Brief
Scan the material that follows. Copy every line containing the word "stage".

- - -

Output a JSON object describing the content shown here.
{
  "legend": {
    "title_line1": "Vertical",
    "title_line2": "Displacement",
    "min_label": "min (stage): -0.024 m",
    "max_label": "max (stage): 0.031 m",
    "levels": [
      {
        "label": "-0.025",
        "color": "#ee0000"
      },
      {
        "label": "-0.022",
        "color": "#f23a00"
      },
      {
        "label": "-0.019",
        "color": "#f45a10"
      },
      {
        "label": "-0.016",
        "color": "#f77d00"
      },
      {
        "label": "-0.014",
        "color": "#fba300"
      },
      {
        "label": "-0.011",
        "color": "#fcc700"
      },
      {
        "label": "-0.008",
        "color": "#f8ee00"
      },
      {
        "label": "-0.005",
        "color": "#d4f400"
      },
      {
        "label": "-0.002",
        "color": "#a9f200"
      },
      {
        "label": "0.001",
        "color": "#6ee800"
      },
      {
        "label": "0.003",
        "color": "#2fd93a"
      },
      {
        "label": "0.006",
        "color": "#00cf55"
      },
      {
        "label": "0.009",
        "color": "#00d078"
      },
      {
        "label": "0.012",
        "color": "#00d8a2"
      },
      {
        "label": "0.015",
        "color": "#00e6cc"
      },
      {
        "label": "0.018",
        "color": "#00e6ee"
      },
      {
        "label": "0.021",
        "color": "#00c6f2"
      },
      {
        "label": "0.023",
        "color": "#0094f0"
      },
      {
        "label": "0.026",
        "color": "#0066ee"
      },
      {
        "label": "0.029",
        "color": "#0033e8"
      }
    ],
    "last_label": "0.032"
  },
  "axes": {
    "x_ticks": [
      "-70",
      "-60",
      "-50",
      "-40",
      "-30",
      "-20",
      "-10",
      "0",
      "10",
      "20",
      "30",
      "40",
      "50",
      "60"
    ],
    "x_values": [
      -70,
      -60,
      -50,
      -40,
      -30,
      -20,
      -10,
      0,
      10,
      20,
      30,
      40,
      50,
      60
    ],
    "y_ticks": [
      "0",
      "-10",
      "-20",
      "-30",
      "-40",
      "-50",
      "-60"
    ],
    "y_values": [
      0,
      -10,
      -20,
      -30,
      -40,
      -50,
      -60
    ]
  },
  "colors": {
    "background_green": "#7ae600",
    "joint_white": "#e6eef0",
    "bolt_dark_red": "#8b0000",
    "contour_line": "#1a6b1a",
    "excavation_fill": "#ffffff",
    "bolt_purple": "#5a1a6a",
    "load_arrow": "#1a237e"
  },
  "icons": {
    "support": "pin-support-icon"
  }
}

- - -

Final answer
    "min_label": "min (stage): -0.024 m",
    "max_label": "max (stage): 0.031 m",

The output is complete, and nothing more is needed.